Christine Harold’s essay on “Culture Jamming” discusses the place of brand hijacking and playful appropriation of promotional material in social and political activism, and argues that such methods can be highly effective. The essay is closely related conceptually to the theory of audience engagement, interaction and feedback through new media that my digital artefact is concerned with. Having an academic source which presents on these ideas of subversive audience dialogue with and against marketing will be of great value to the project, making a solid addition to the artefact’s theoretical base.
This short article describes the practice of “Hashtag Hijacking”, giving examples of two prominent forms of the act and following up with some suggestions of preventative measures that a business might take to avoid the damage this could do to a brand. The post is written quite definitively from the perspective of a brand which is being hijacked and thus presents a fairly skewed opinion of hashtag hijacking, its ethics and what it is used for. The acknowledgement of audience intercommunication and feedback via subversive social media practices is relevant to theoretical concepts at work in the UOWasteland project, but this source is of little use to the artefact assignment in either a practical or critical sense.

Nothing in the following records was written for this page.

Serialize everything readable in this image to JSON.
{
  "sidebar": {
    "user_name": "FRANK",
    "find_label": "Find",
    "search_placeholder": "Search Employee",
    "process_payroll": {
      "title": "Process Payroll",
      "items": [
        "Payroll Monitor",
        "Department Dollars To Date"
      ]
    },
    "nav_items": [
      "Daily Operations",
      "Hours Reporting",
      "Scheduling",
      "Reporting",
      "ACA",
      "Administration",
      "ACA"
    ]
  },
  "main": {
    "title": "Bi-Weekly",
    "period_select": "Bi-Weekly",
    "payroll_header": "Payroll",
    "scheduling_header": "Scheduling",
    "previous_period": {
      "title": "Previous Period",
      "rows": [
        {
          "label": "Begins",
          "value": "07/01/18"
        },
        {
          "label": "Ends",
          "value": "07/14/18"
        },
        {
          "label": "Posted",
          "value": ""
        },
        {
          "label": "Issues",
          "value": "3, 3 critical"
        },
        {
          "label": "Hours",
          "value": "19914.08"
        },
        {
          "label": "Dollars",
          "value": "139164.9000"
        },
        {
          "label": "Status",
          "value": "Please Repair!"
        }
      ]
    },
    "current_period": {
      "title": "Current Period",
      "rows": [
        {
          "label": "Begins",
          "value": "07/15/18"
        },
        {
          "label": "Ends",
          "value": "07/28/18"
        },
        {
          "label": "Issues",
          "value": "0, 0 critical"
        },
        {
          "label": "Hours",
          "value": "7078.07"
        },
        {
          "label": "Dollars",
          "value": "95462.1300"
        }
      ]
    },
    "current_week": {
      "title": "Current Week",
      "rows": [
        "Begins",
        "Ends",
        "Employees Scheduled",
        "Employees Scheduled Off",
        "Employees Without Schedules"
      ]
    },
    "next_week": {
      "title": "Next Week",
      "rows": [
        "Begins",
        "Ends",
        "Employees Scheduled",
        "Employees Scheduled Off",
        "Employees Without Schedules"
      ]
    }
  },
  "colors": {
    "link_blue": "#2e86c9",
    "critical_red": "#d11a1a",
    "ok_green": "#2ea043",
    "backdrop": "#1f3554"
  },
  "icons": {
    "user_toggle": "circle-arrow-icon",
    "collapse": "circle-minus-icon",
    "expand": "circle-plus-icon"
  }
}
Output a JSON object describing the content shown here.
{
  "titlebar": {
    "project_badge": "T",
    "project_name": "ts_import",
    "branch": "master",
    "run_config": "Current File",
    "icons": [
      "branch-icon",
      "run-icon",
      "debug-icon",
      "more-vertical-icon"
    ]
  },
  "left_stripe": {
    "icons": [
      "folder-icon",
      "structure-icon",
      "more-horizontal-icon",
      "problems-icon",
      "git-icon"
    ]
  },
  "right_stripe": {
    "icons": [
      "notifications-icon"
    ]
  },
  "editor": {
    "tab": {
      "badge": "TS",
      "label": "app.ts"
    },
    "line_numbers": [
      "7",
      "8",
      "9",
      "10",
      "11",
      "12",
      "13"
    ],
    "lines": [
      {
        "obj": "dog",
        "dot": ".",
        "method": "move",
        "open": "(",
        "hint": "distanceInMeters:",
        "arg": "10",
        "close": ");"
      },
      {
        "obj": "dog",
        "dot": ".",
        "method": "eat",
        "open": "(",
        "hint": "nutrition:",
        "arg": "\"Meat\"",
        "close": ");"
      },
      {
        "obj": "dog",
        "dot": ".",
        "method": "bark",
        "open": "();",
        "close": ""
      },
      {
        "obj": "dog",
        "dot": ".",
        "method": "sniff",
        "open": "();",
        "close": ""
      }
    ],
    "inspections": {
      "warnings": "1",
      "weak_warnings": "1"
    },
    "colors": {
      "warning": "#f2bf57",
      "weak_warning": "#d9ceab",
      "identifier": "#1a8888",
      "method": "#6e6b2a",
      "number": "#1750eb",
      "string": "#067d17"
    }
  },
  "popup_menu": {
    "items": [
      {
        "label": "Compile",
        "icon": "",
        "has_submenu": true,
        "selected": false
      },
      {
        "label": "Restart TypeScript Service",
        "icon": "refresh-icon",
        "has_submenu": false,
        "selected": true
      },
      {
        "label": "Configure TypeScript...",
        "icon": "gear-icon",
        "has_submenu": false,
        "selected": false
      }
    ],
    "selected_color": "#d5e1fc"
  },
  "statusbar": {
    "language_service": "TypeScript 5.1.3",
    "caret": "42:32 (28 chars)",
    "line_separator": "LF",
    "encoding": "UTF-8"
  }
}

This particular post to the SurePayroll Blog breaks down statistical information on user engagement across social media, providing a simple and easy to read infographic which breaks down ideal and inadvisable timing for posting content. The translated statistics cover relevant information for Facebook, Twitter, LinkedIn, Pinterest, Tumblr and Google+, including tips on the types of posts which receive the most engagement from site users on each. With only a few of these mediums being of immediate interest to my project the post is not as helpful as it had the potential to be, however, where applicable to UOWasteland social media accounts it gives significant aid in the area of best practices for interaction and engagement of posts.